[DATA PROVIDED]
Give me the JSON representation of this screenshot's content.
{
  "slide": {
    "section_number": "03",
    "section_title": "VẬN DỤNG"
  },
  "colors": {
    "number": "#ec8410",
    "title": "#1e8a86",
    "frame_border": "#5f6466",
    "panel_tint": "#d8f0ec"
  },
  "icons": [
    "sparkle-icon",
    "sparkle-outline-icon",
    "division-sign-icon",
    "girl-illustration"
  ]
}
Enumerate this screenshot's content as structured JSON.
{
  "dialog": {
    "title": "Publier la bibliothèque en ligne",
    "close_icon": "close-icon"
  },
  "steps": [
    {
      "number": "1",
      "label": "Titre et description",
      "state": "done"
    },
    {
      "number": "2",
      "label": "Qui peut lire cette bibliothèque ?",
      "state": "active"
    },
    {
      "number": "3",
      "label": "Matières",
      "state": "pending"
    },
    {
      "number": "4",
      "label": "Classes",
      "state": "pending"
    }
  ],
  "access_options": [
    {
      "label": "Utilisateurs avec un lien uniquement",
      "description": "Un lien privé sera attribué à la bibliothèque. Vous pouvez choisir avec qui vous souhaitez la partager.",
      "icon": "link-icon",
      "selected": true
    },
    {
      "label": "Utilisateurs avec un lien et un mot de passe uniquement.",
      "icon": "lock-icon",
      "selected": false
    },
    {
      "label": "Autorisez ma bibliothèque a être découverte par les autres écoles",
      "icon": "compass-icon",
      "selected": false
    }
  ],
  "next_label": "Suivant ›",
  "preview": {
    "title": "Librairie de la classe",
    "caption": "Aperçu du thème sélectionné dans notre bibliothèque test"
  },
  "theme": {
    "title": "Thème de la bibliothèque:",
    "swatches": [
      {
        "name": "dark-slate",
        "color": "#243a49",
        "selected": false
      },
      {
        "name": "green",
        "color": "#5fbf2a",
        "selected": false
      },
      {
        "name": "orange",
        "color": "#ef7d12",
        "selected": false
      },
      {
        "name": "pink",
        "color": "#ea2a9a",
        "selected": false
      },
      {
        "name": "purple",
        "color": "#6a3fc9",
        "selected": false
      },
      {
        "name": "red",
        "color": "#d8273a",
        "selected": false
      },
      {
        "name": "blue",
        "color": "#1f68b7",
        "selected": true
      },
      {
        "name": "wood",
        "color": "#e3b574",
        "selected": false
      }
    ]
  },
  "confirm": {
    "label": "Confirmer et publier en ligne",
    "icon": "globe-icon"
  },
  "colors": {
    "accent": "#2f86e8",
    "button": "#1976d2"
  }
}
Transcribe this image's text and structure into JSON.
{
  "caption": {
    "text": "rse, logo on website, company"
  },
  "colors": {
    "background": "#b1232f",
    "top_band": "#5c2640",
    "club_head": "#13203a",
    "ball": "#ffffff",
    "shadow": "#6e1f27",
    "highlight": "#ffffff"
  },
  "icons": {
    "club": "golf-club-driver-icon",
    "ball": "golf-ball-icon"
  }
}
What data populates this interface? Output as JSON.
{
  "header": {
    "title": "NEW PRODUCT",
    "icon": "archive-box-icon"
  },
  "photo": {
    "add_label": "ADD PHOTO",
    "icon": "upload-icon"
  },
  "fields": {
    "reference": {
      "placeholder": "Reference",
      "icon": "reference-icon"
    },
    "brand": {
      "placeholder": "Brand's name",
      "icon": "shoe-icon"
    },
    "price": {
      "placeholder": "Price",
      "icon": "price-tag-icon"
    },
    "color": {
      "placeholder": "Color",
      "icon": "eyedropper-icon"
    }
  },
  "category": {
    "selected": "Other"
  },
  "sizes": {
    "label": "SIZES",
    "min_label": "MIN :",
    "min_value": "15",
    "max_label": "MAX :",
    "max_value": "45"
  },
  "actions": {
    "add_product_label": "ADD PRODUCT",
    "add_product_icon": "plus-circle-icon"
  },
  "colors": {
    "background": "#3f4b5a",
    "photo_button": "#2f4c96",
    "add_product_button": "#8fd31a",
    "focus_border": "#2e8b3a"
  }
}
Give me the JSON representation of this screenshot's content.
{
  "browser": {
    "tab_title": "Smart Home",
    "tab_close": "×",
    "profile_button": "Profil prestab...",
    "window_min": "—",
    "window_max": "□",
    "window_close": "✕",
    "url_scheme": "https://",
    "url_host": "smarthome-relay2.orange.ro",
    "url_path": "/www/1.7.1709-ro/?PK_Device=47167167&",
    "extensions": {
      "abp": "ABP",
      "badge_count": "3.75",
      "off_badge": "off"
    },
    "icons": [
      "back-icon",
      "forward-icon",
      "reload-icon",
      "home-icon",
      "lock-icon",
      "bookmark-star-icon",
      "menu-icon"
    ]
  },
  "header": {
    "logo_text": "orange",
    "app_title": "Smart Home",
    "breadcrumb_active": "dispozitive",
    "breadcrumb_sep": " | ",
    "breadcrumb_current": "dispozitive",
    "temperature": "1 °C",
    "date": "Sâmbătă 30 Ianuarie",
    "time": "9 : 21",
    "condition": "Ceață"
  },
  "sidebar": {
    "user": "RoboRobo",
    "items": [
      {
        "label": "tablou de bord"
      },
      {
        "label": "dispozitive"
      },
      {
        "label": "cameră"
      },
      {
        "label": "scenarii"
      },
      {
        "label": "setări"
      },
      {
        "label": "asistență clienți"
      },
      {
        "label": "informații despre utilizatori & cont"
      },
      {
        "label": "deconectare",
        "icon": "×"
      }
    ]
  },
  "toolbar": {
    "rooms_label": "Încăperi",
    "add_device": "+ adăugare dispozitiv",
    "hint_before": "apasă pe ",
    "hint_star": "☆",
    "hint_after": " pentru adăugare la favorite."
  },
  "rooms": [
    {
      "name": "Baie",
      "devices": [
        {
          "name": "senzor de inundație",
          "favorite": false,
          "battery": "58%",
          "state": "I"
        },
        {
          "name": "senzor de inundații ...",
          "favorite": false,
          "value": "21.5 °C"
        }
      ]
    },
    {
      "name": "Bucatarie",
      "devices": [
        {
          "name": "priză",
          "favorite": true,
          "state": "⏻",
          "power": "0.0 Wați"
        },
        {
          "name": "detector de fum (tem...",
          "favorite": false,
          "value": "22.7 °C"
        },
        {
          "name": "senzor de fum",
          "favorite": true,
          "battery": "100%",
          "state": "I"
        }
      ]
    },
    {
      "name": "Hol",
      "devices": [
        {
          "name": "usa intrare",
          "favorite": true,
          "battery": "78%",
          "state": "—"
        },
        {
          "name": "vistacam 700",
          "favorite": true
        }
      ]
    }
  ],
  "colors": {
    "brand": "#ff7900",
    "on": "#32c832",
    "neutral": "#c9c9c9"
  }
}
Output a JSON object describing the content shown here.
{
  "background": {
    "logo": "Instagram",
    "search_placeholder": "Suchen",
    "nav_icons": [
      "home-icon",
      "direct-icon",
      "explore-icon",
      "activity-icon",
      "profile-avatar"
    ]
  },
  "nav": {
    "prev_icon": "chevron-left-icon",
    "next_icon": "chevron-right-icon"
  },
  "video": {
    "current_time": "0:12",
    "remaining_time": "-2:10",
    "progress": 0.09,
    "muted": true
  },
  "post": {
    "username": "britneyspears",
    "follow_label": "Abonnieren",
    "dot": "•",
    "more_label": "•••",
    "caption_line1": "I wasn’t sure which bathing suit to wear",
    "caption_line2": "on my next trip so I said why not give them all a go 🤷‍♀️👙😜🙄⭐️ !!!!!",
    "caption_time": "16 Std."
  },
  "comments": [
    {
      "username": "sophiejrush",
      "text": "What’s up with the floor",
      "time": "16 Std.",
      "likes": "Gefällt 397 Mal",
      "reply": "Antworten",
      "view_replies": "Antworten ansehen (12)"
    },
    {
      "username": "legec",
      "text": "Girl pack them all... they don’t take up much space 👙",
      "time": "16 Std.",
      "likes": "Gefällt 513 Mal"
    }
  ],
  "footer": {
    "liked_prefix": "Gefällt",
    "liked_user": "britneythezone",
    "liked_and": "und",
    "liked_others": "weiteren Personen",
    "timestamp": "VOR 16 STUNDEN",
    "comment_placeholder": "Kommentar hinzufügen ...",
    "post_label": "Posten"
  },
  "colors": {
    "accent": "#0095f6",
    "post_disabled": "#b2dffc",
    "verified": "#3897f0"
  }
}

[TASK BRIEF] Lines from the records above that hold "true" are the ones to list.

[RESULT FOR THIS TASK]
      "selected": true
        "selected": true
          "favorite": true,
          "favorite": true,
          "favorite": true,
          "favorite": true
    "muted": true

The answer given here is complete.